Why I loved my Solo Life and Business Planning Retreat
A couple of weeks ago, I took myself away for a couple of days on a solo life and business planning retreat and I’m totally convinced it’s one of the best decisions I’ve ever made.
I am definitely very introverted by nature. I love people and I love a proper chat with people I’m comfortable around but I’m also quite an anxious person. I have a low capacity for being social before I get really drained. My favourite thing is having a coffee and reading my book anonymously in the corner of a cafe.
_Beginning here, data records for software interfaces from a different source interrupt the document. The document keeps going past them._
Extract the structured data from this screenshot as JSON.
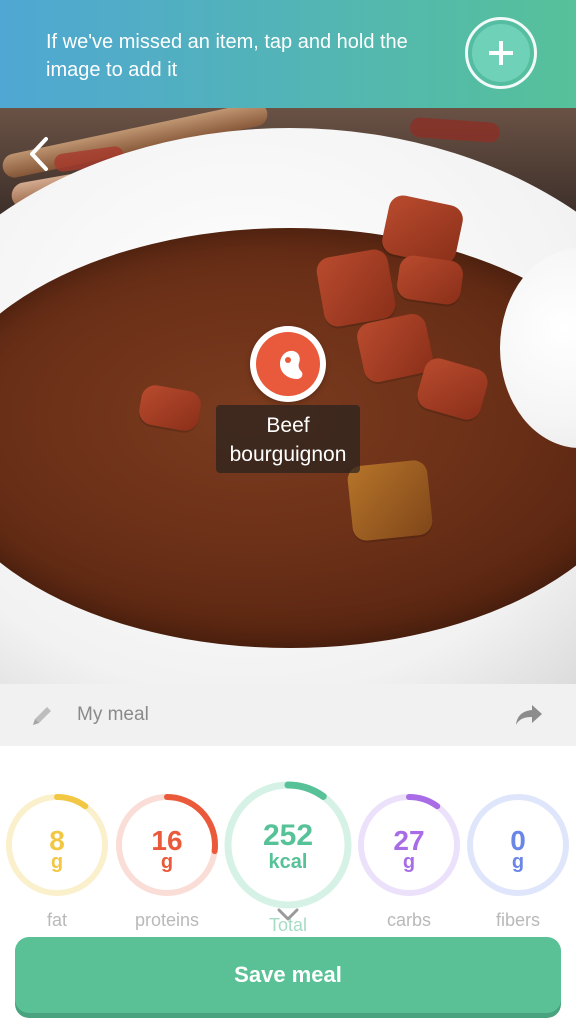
{
  "banner": {
    "text": "If we've missed an item, tap and hold the image to add it",
    "add_icon": "plus-icon"
  },
  "photo": {
    "back_icon": "chevron-left-icon",
    "food_item": {
      "icon": "meat-icon",
      "label": "Beef bourguignon"
    }
  },
  "meal": {
    "edit_icon": "pencil-icon",
    "name": "My meal",
    "share_icon": "share-icon"
  },
  "nutrients": [
    {
      "key": "fat",
      "value": "8",
      "unit": "g",
      "label": "fat",
      "color": "#f2c744",
      "track": "#fbf0cc",
      "progress": 0.1
    },
    {
      "key": "proteins",
      "value": "16",
      "unit": "g",
      "label": "proteins",
      "color": "#ea5a3a",
      "track": "#f9ddd6",
      "progress": 0.27
    },
    {
      "key": "total",
      "value": "252",
      "unit": "kcal",
      "label": "Total",
      "color": "#57c298",
      "track": "#d6f1e6",
      "progress": 0.1
    },
    {
      "key": "carbs",
      "value": "27",
      "unit": "g",
      "label": "carbs",
      "color": "#a86ce6",
      "track": "#ece1fb",
      "progress": 0.1
    },
    {
      "key": "fibers",
      "value": "0",
      "unit": "g",
      "label": "fibers",
      "color": "#6a86e6",
      "track": "#dfe6fb",
      "progress": 0.0
    }
  ],
  "actions": {
    "save_label": "Save meal"
  },
  "colors": {
    "banner_start": "#4fa7d3",
    "banner_end": "#56c19a",
    "save_button": "#5ac196"
  }
}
Running BearHugs sometimes means I need to be 100% social 100% of the time and I just don’t have the reserves to sustain that. Trying to maintain it for too long always leaves me feeling unwell both physically and mentally. I think it’s part of why I cannot for the life of me stay on top of DMs/WhatsApp/texts even though I love feeling connected to friends. And why occasionally my inbox will get full to the point where there’s absolutely no chance of responding in a timely manner.
The thing I find especially difficult is that my job requires me to regularly put myself out there online. I worry how that looks when I haven’t managed to respond elsewhere. I get huge waves of guilt when I have unanswered messages on WhatsApp building up but need to keep being present on the internet. I would never feel bad if someone hadn’t responded to me because they were working long days and crashed when they got home but I always wonder if the same is understood of me where I’m self employed and ostensibly doing so much better health-wise than I used to be.
It all got a bit much last month so I took myself to the Peak District, locked myself in a beautiful little annexe and made plans. Some big BearHugs plans, some really small plans to look after myself better going forward. Some boundaries to put in place so work doesn’t use quite so much of the energy I have to give.
Business-wise, I find it hard to get stuck into working on the ‘big picture’ things when there are what feels like a million small things appearing in my inbox daily. Physically removing myself from the day-to-day '“noise” of BearHugs gave me a chance to look back on what has and hasn’t been working and, importantly, to critically analyse why. I made plans and at every point was able to check that the plans aligned with what we’re trying to do at BearHugs. There was something really liberating about doing this away from external pressures. It felt like every decision I was making directly correlated with BearHugs goals to help people show their love and appreciation for others, to brighten the days of people affected by life-limiting illness and to offer and advocate for part-time, flexible accessible remote roles for people with long-term health conditions. In just two days, I felt completely reconnected with where we’re heading and much more capable of turning plans into actions.
Time away from distractions and using social energy did me the world of good in lots of ways. It became very clear very quickly that I had really needed time totally alone to recharge and refocus. I felt a bit uneasy about that idea at first - am I horribly antisocial? Is it weird to want to shut everyone out? But actually taking that time away made me excited to see and reach out to people again rather than feeling overwhelmed by the thought of it.
As the hours went by, I gradually started to feel much more like me again and I soon decided that I’m going to have to make taking little chunks of alone-time an absolute priority going forward. Keeping boundaries in place is what is going to allow me to be properly present when I do speak to and spend time with the people I love rather than always spreading myself too thin. It’ll also hopefully help me to keep BearHugs more focussed too which can only be a good thing.
Taking myself to idyllic Peak District cottages is probably not something that will be affordable every month but even popping to a cafe for a few hours here and there will do the trick.
I’m sure I’m not the only one with a low threshold for social overwhelm so if you experience too it- you’re absolutely not alone.